Recent studies allow us to believe that ethanol can modulate and interrelate with thermosensitive TRP ion channels, which are responsible for the afferent thermal information and the initiation of thermoregulatory responses7, 9. However, presented data as well as our previous results12 have shown that menthol, agonist of the cold-sensitive TRPM8 ion channel, when dissolved in ethanol or saline has the mostly pronounced stimulating effect on the first phase of metabolic response to rapid cooling and the vascular response. So, ethanol does not prevent the effect of menthol. At the same time, the activation of the cold-sensitive TRPM8 ion channel by menthol has no obvious influence on effects of ethanol – inhibition the most powerful thermogenic component of the metabolic response to cold. Consequently, there are no evidences on the inhibiting effect of ethanol on the activity of the TRPM8 ion channel. The available literary data7 on the effect of ethanol on the TRPM8 ion channel were obtained in vitro on the culture of the specific HEK293T cells and may not fully reproduce the processes of the whole living organism.
Thus, the present results prove that modulatory effects of ethanol and activation of the cold-sensitive TRPM8 ion channel are mainly directed at different metabolic components of thermoregulatory response to cold. Menthol, as agonist of the TRPM8 ion channel, predominantly stimulates the emergency first phase of metabolic response which appears only at rapid cooling in the presence of the dynamic activity of the skin cold receptors before the decrease of deep body temperature, while ethanol inhibits the most powerful phase of metabolic response to cold which appears at deep body cooling and is associated with the development of shivering thermogenesis in muscles and non-shivering thermogenesis in brown adipose tissue. It is possible that various effects of ethanol and menthol are due to their impact on different groups of the skin thermal afferents.

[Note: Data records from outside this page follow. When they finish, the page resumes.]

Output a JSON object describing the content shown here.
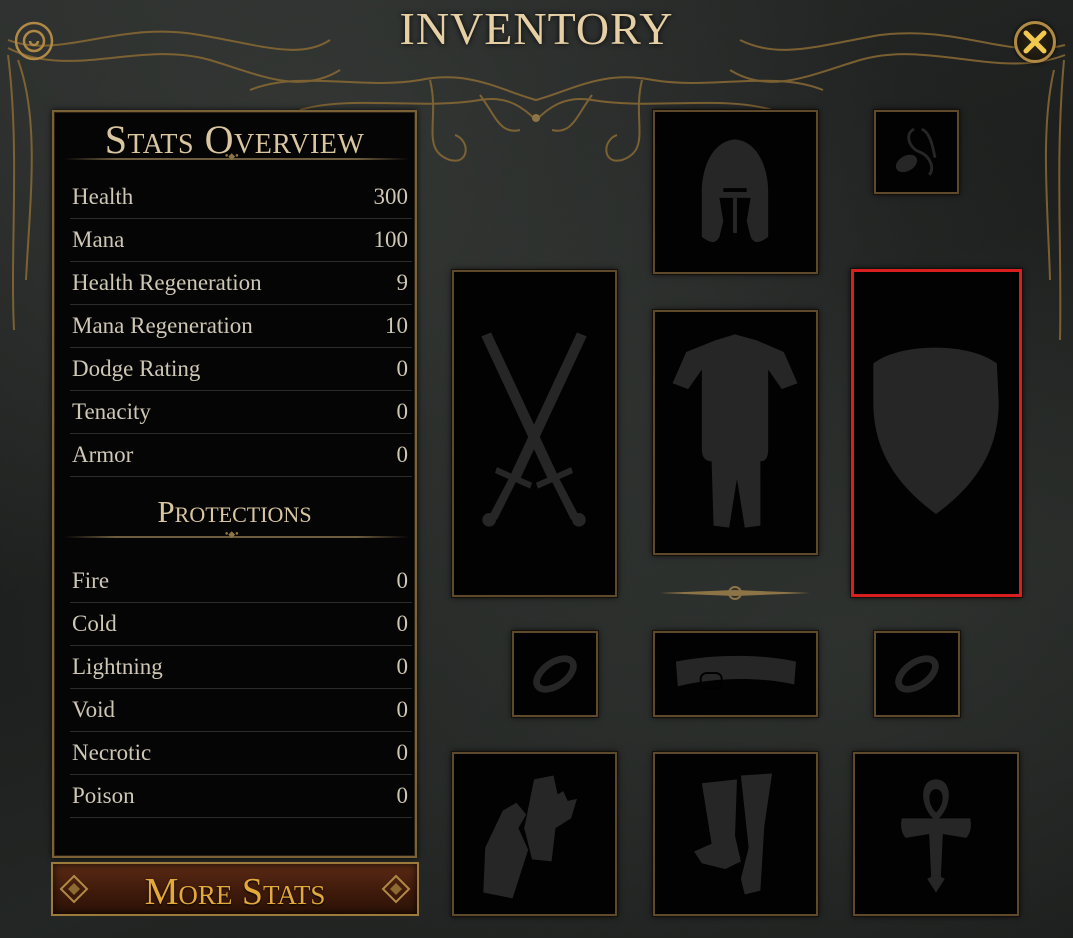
{
  "window": {
    "title": "INVENTORY",
    "close_icon": "close-x-icon"
  },
  "stats_overview": {
    "title": "Stats Overview",
    "stats": [
      {
        "label": "Health",
        "value": "300"
      },
      {
        "label": "Mana",
        "value": "100"
      },
      {
        "label": "Health Regeneration",
        "value": "9"
      },
      {
        "label": "Mana Regeneration",
        "value": "10"
      },
      {
        "label": "Dodge Rating",
        "value": "0"
      },
      {
        "label": "Tenacity",
        "value": "0"
      },
      {
        "label": "Armor",
        "value": "0"
      }
    ],
    "protections_title": "Protections",
    "protections": [
      {
        "label": "Fire",
        "value": "0"
      },
      {
        "label": "Cold",
        "value": "0"
      },
      {
        "label": "Lightning",
        "value": "0"
      },
      {
        "label": "Void",
        "value": "0"
      },
      {
        "label": "Necrotic",
        "value": "0"
      },
      {
        "label": "Poison",
        "value": "0"
      }
    ]
  },
  "more_stats_button": {
    "label": "More Stats"
  },
  "equipment_slots": [
    {
      "slot": "helmet",
      "icon": "helmet-icon"
    },
    {
      "slot": "amulet",
      "icon": "amulet-icon"
    },
    {
      "slot": "weapon",
      "icon": "crossed-swords-icon"
    },
    {
      "slot": "body-armor",
      "icon": "body-armor-icon"
    },
    {
      "slot": "offhand",
      "icon": "shield-icon",
      "highlighted": true
    },
    {
      "slot": "left-ring",
      "icon": "ring-icon"
    },
    {
      "slot": "belt",
      "icon": "belt-icon"
    },
    {
      "slot": "right-ring",
      "icon": "ring-icon"
    },
    {
      "slot": "gloves",
      "icon": "gloves-icon"
    },
    {
      "slot": "boots",
      "icon": "boots-icon"
    },
    {
      "slot": "relic",
      "icon": "ankh-relic-icon"
    }
  ],
  "colors": {
    "accent_gold": "#e6cfa4",
    "button_text": "#e3a93a",
    "highlight": "#d81e1e",
    "silhouette": "#262626"
  }
}
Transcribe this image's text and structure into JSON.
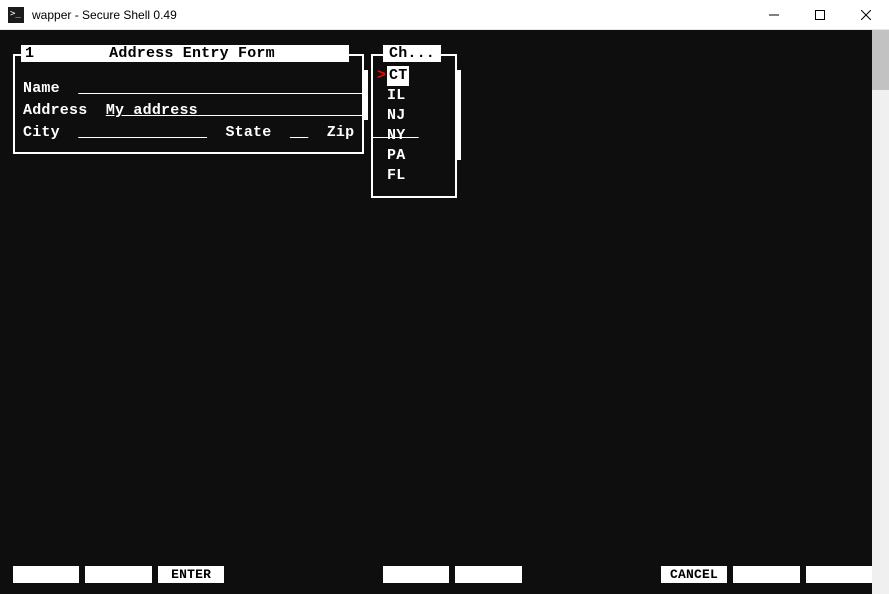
{
  "window": {
    "title": "wapper - Secure Shell 0.49"
  },
  "form": {
    "page": "1",
    "title": "Address Entry Form",
    "name_label": "Name",
    "name_value": "",
    "address_label": "Address",
    "address_value": "My address",
    "city_label": "City",
    "city_value": "",
    "state_label": "State",
    "state_value": "",
    "zip_label": "Zip",
    "zip_value": ""
  },
  "popup": {
    "title": "Ch...",
    "selected_index": 0,
    "items": [
      "CT",
      "IL",
      "NJ",
      "NY",
      "PA",
      "FL"
    ]
  },
  "fkeys": {
    "k1": "",
    "k2": "",
    "k3": "ENTER",
    "k4": "",
    "k5": "",
    "k6": "CANCEL",
    "k7": "",
    "k8": ""
  }
}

The work has been supported by Russian Foundation for Basic Research (RFBR) (grant No 14-04-00700a).